The first time I ever laid eyes on this species, I was certain there must be a mistake. What was a large Begonia doing growing on a wet seep deep in the woods somewhere in the Southern Appalachians. Surely something very strange was going on in this spot. After a few minutes of observation though, I realized my initial assumption wasn't correct. This wasn't an escaped species of Begonia. Instead, what my field guide revealed was that this gorgeous plant is actually a wonderful southeastern native called Diphylleia cymosa.
Known commonly as "umbrellaleaf," D. cymosa is a member of the family Berberidaceae and is a distant cousin of the more widely spread mayapple. North America has only one species of Diphylleia as does Japan (D. grayi) and China (D. sinensis). Phylogenetic evidence hints at a time in which North America and Asia were connected and shared much of their respective flora. Tectonic movements have since isolated these once connected populations, allowing ample time for the speciation that led to the species we know and love today. North America's species (D. cymosa) is found only in wet areas of the Appalachian Mountains.
As the generic name "Diphylleia" suggests, each individual plant produces two large, umbrella-like leaves. Arising from the middle of these leaves is a cluster or "cyme" of beautiful white flowers. After pollination, the cyme gives way to a cluster of berries, which gradually turn a deep shade of blue. The pedicels themselves turn a deep shade of red. All of this creates a beautiful fruit display aimed at attracting woodland birds, D. cymosa's main seed dispersers.
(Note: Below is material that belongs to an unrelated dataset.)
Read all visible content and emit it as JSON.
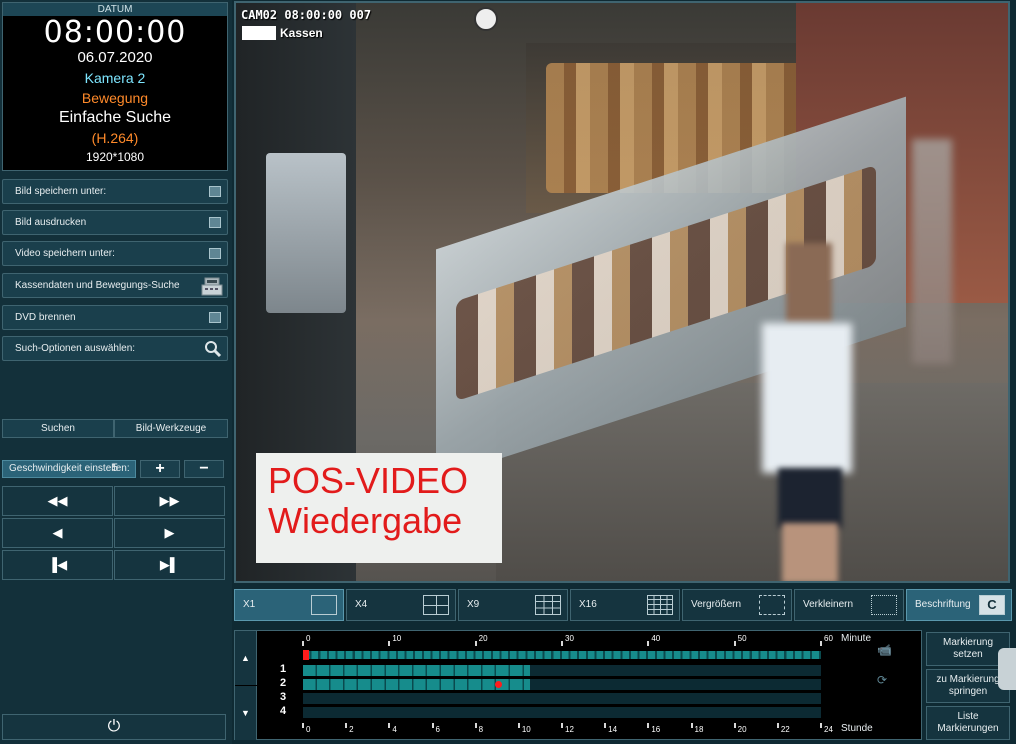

Photo Credit: Owen and Aki (http://bit.ly/1gjC2w4) and Emma Harrower (http://bit.ly/1S34aiJ)